History & Culture
Lifeways of many groups changed with the reintroduction of the horse around AD 1700. Some Northern Shoshone and Bannock groups obtained horses and vastly extended their range. Other groups (such as Western Shoshones) eschewed a dependence on horses and maintained their seasonal pedestrian nomadism with an emphasis on fishing. At the time of European contact, Bannocks, Paiutes, and Shoshones lived in the area.
During the early 1800s, American Indians along the Snake River traded fish and other products with traders and trappers. This trade extended to emigrants on the Oregon Trail, who began passing through in 1841. The trail across southern Idaho was typically hot, dry, and dusty;travelers were exhausted, and a stop at the Snake River was a welcome respite. In the late 1800s, Indians were forcibly removed to reservations and settlers of European descent followed with ferries, mining, farming, ranching, and other activities.
The Oregon TrailThe Oregon Trail crosses the southern portion of Hagerman Fossil Beds. The Monument is one of only four units in the National Park system that contains parts of the Oregon National Historic Trail. Ruts for the trail can be seen at the Oregon Trail Overlook parking lot.There is a National Historic Trail that was established to help you learn about and appreciate the migration west.
In was in 1836 that the first wagons were used on the trek from Missouri to Oregon. A missionary party headed by Marcus Whitman and his wife Narcissa bravely set out to reach the Willamette Valley. Though the Whitmans were forced to abandon their wagons 200 miles short of Oregon, they proved that families could go west by wheeled travel.
In the spring of 1843, a wagon train of nearly 1,000 people organized at Independence, Missouri with plans to reach Oregon Country.
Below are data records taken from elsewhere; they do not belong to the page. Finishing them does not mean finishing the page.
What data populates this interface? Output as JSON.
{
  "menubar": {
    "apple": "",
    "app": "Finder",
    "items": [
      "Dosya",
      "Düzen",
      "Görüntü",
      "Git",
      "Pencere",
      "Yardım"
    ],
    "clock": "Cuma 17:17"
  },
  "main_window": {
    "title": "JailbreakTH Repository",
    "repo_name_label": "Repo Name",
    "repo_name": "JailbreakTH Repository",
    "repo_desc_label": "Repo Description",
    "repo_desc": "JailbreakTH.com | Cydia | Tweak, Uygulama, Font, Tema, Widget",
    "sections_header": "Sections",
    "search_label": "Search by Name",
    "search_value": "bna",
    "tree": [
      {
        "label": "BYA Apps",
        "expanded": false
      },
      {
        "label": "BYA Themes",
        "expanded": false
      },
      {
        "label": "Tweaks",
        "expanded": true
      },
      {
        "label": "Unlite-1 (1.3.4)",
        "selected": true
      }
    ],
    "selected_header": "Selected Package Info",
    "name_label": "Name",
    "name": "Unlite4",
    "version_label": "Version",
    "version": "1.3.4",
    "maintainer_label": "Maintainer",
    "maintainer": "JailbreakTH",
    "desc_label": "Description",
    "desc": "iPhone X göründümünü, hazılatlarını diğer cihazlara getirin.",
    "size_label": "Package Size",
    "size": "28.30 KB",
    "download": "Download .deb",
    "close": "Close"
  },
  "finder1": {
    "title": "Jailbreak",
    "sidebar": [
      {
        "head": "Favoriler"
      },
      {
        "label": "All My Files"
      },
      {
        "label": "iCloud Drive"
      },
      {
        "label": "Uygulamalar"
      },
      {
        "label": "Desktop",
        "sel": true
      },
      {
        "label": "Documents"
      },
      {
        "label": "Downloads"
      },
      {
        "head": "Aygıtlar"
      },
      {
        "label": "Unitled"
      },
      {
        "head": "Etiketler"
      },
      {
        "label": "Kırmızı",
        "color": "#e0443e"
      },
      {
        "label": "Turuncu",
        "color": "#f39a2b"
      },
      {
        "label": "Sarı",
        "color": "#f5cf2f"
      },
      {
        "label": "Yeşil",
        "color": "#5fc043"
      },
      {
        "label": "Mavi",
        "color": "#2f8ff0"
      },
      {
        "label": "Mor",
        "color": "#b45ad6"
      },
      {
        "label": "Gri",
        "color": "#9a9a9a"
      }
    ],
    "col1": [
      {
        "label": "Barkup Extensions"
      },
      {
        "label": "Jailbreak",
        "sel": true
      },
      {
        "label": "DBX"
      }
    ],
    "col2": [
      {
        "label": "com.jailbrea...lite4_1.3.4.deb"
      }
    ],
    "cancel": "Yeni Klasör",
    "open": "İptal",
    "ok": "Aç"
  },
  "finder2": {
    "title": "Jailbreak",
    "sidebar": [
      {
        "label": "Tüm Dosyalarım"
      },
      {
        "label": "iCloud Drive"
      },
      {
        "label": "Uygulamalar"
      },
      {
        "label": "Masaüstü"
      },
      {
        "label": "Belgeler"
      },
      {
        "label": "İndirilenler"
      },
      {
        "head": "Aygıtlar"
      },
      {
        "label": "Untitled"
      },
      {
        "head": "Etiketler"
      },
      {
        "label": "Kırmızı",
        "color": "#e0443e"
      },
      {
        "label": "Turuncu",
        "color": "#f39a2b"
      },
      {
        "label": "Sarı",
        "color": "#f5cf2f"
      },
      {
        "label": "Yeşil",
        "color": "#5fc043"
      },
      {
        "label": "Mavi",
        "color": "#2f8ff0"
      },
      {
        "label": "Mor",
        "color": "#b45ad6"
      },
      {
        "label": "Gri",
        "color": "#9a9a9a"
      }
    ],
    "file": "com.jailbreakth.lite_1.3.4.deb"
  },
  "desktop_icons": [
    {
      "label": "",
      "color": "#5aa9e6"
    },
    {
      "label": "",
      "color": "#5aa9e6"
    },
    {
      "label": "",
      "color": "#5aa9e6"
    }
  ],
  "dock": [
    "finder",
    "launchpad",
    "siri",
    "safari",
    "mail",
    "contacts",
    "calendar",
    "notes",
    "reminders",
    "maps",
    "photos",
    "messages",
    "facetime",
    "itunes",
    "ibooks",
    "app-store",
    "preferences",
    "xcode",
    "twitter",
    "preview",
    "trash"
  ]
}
Amidst an overwhelming chorus of naysayers who doubted their success, the so-called "Great Migration" made it safely to Oregon.
By 1846, thousands of emigrants who were drawn west by cheap land, patriotism or the promise of a better life found their way to Oregon Country. With so many Americans settling the region, it became obvious to the British that Oregon was no longer theirs. They ceded Oregon Country to the United States that year.
In 1928, a Hagerman rancher named Elmer Cook showed some fossil bones to Harold T. Stearns of the US Geological Survey, who passed them on to James W. Gidley of the Smithsonian Institution. In 1929 and 1930, Gidley excavated what is now known as the Hagerman Horse Quarry. These excavations uncovered the largest assemblage known of the first single-toed horse, Equus simplicidens. The Hagerman Horse later dispersed to Asia, where it may have given rise to other species of extinct horse.
The Smithsonian excavations resulted in the collection of more than 20 complete horse skeletons and material from more than 200 other individuals; many of these fossils were subsequently traded with museums across the nation and in Europe. Today, paleontological specimens from Hagerman Fossil Beds are housed on-site in the park collections and at more than 40 academic institutions across the nation. Since the Smithsonian first excavated in 1929, tens of thousands of additional fossils have been found, and new fossils, including those of new species, continue to be discovered. These fossils contribute to a vast database that today's researchers can use to help reconstruct the evolutionary history of species and of changing paleoclimatic conditions.
Seldom are complete skeletons of an animal found. Most of the fossils newly discovered are small, and may be teeth, scales, or parts of jaws or other bones. More than field excavations, paleontology work involves more hours in a laboratory than in the field collecting. There are no open pits to view or field units doing current collecting of fossils at Hagerman Fossil Beds National Monument. All fossils on park grounds are protected by law and may not be gathered, moved, or molested during your park visit.